New Mexico VA Health Care System
Enjoying the Great Outdoors One Pedal at a Time
On your drive into work, have you ever noticed a cyclist or cyclists commuting to work and admired that person for doing so, or maybe, you think, it would be cool to ride a bike to work one day?
Perhaps it's crossed your mind that bicycle commuting not only helps the environment and saves gas money, but it can also help you stay fit and burn a few extra calories. One avid cyclist here at the Raymond G. Murphy VA Medical Center commutes, via bicycle to work, 2-3 times per week. Dr. Merideth Prevost, a PSA/Hospitalist advises that she really enjoys the fresh air.
“I ride to work relieve stress, increase energy and improve my fitness level,” Prevost said. “A colleague and I will be participating in the Death Ride Tour, which is a 3-day, 235-mile ride that travels through some of Colorado’s most scenic areas.”
When asked what motivates her to participate in events such as this one, Prevost said, “It is a great way for me to challenge myself, push my limits and do something active for a good cause. I have had many patients and friends affected by ALS and have seen firsthand its devastating effects. It is my pleasure to be able to do something to increase awareness of the disease and help fund research to find treatments.
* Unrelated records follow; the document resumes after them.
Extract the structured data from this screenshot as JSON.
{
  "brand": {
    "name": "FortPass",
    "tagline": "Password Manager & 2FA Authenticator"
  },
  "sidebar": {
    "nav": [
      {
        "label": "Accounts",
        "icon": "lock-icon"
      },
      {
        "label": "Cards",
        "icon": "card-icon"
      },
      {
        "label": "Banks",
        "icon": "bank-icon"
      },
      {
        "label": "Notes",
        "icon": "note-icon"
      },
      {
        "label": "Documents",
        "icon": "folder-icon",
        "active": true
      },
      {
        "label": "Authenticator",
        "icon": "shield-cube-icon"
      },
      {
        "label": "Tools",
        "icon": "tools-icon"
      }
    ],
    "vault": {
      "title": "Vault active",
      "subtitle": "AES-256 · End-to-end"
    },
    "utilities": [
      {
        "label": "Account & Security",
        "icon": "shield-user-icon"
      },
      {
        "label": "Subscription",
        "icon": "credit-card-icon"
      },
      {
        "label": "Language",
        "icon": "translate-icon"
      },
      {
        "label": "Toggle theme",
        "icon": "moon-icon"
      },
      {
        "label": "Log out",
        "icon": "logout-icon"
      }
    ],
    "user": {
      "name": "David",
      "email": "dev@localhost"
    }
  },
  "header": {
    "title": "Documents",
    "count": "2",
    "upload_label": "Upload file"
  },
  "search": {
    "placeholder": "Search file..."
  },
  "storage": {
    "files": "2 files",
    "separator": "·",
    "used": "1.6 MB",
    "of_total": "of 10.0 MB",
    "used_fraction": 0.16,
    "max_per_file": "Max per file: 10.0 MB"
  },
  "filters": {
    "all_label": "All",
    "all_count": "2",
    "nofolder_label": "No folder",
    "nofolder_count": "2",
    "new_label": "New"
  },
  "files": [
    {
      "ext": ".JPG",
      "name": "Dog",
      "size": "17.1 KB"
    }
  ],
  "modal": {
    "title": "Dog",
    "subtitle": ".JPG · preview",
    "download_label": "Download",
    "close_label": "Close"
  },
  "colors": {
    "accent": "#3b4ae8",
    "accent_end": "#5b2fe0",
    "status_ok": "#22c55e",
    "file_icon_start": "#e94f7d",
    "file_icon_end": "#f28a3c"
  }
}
In addition, it is an opportunity for me to reflect on my own life and priorities, honor and remember those lost and cherish the life we have.”
Prevost went on to say that she usually participates in several bike events each year and usually does at least one charity ride each year to raise money and awareness for the charity she chooses. This ride will be in honor of Master Sgt. Karl Toponce, father of Julie Hinzman (PA-C Vascular Surgery) and fellow faculty members who suffer from this disease.
“The Hospitalist Medicine Faculty have also been affected greatly by ALS, with two our colleagues suffering from the disease,” stated Prevost.
As daunting as this will sound, the riders will cross over 5 mountain passes with steep declines, traveling at speeds of over 60 mph, then transition into a climb reaching an elevation of over 11,500 feet. If you plan on doing one of these type events, you must be in top physical shape to complete a tour like this one. Those who have done this loop before know just how pleasurable it can be.
Oh, the feeling one gets when they cross the finish line is indescribable, and knowing they not only completed the tour, but also contributed to a very loyal cause.
Whether you’re an avid cyclist like Dr. Prevost or a novice, the thought of riding a bike to work could be a good alternative when it comes to commuting each day. After you outline some strategies to be successful on that first commute, you might find yourself wanting more. The commuters that I have met here that bike to work regularly do it because the personal rewards are so great. The savings on gas, the exercise benefits they get out of it, the open road with time to think, and the cool crisp air keeps them coming back for more. Make no mistake, it takes a special person to be a bike commuter and if anything, we can admire from them for their true grit.
We want to wish good luck to Dr. Prevost and Dr. Danczyk, on June 8-10, 2019, they will both be out there riding for the ALS cause and as they challenge themselves on this very difficult tour. We will be right there in spirit with you every pedal of the way!
The tour will start in Silverton, head south down to Durango and then climb up the million-dollar highway to Telluride, before ending at the starting point back in Silverton. The Death Ride tour is a non-profit event that helps support the war on ALS and helps make a difference in the lives of those fighting this horrible, devastating disease.